Irish police scandal: What next for Garda Síochána?

By Shane Harrison
BBC NI Dublin correspondent

  • Published
Taoiseach Leo Varadkar was speaking in an interview on RTÉ's Morning IrelandImage source, RTÉ
Image caption,
Taoiseach Leo Varadkar was speaking in an interview on RTÉ's Morning Ireland

Irish Prime Minister Leo Varadkar is not satisfied enough people within his country's police force have embraced the need for change.

The taoiseach's remarks were made after a union spokesman said rank-and-file gardai had "elevated" the number of breathalyser tests carried out, but denied falsifying the figure.

When Leo Varadkar sat down for his ritual RTE interview at the annual Fine Gael conference in Co Tipperary, it was obvious what the first questions would be about - the Garda Síochána and its outgoing commissioner, Noirín O'Sullivan, who announced earlier this week that she was quitting.

Mr Varadkar said that while his government strongly supported the force, it needed better management and changes in both attitude and culture.

But the force, with its much criticised record and generally-accepted need for reform, has been in the news for other reasons too.

The falsification of almost 1.5m breath tests is just one of the many issues that continues to haunt the Garda Síochána.

Image source, RTE
Image caption,
The head of the Irish police, Commissioner Nóirín O'Sullivan announced she is retiring after 36 years

On Thursday John O'Keefe, a spokesman for the Garda Representative Association (GRA) that speaks on behalf of rank-and-file gardai, accused senior officers of faking tests to win promotions.

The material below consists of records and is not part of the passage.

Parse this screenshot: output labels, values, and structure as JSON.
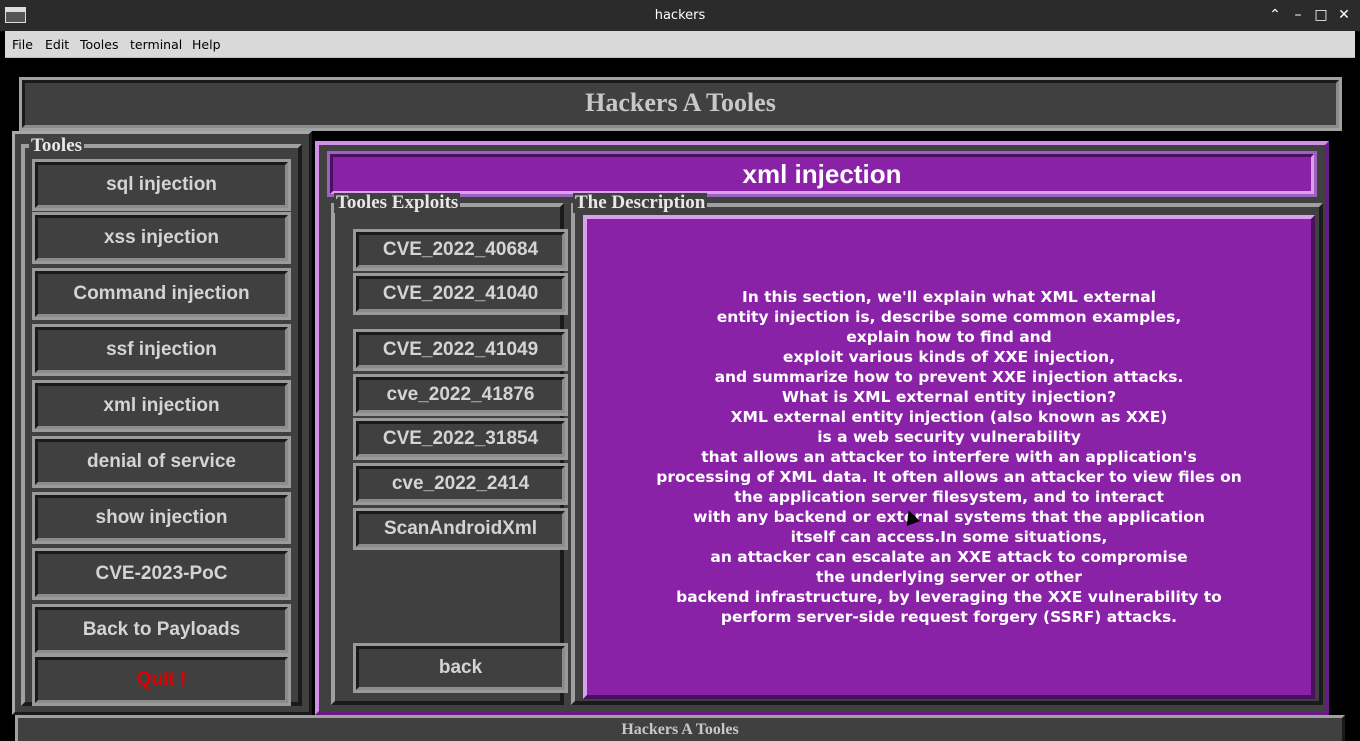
{
  "window": {
    "title": "hackers",
    "controls": [
      "chevron-up-icon",
      "minimize-icon",
      "maximize-icon",
      "close-icon"
    ]
  },
  "menu": [
    "File",
    "Edit",
    "Tooles",
    "terminal",
    "Help"
  ],
  "header": {
    "title": "Hackers A Tooles"
  },
  "left_panel": {
    "legend": "Tooles",
    "buttons": [
      "sql injection",
      "xss injection",
      "Command injection",
      "ssf injection",
      "xml injection",
      "denial of service",
      "show injection",
      "CVE-2023-PoC",
      "Back to Payloads",
      "Quit !"
    ],
    "quit_color": "#e00000"
  },
  "main": {
    "section_title": "xml injection",
    "exploits_legend": "Tooles Exploits",
    "exploits": [
      "CVE_2022_40684",
      "CVE_2022_41040",
      "CVE_2022_41049",
      "cve_2022_41876",
      "CVE_2022_31854",
      "cve_2022_2414",
      "ScanAndroidXml"
    ],
    "back_label": "back",
    "description_legend": "The Description",
    "description": "In this section, we'll explain what XML external\nentity injection is, describe some common examples,\nexplain how to find and\nexploit various kinds of XXE injection,\nand summarize how to prevent XXE injection attacks.\nWhat is XML external entity injection?\nXML external entity injection (also known as XXE)\nis a web security vulnerability\nthat allows an attacker to interfere with an application's\nprocessing of XML data. It often allows an attacker to view files on\nthe application server filesystem, and to interact\nwith any backend or external systems that the application\nitself can access.In some situations,\nan attacker can escalate an XXE attack to compromise\nthe underlying server or other\nbackend infrastructure, by leveraging the XXE vulnerability to\nperform server-side request forgery (SSRF) attacks."
  },
  "footer": {
    "text": "Hackers A Tooles"
  },
  "colors": {
    "panel": "#404040",
    "accent_purple": "#8a22a8",
    "border_purple": "#d090e8"
  }
}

In an interview, deemed extraordinary by many in political circles, he claimed that GRA members had not falsified the number of tests but had merely "elevated" the figure.

Image source, RTE
Image caption,
John O'Keefe, a spokesman for the Garda Representative Association, said officers would not be 'scape-goated' for the falsified breath tests

The association also says it will not allow rank-and-file officers be scape-goated for the scandal.

Fianna Fail's Justice spokesman, Jim O'Callaghan, reacted by saying it was "not healthy" to have different ranks blaming each other for the controversy.

The development comes at a time when there are reports the independent body that oversees the performance of the force, the Policing Authority, believes that only nine of the 50 reforms that senior officers claim to have completed have been finalised.

Mindful of relations

Noirín O'Sullivan's successor will have to deal with that and the other controversies engulfing the force, that include:

The next commissioner will also have to be mindful of relations with the GRA in particular.

Last autumn, the association threatened industrial action, despite being banned from striking, in support of pay and conditions after years of spending cuts and austerity.

Shortly after agreement was reached between the Irish government and the GRA, an independent review found that when garda pensions were taken into account, the average annual pay of a garda was about €100,000 (£80,000).

Public sympathy for the difficult job they do will only go so far at a time when just about everyone outside the force accepts there is a problem with the culture of the Garda Siochana.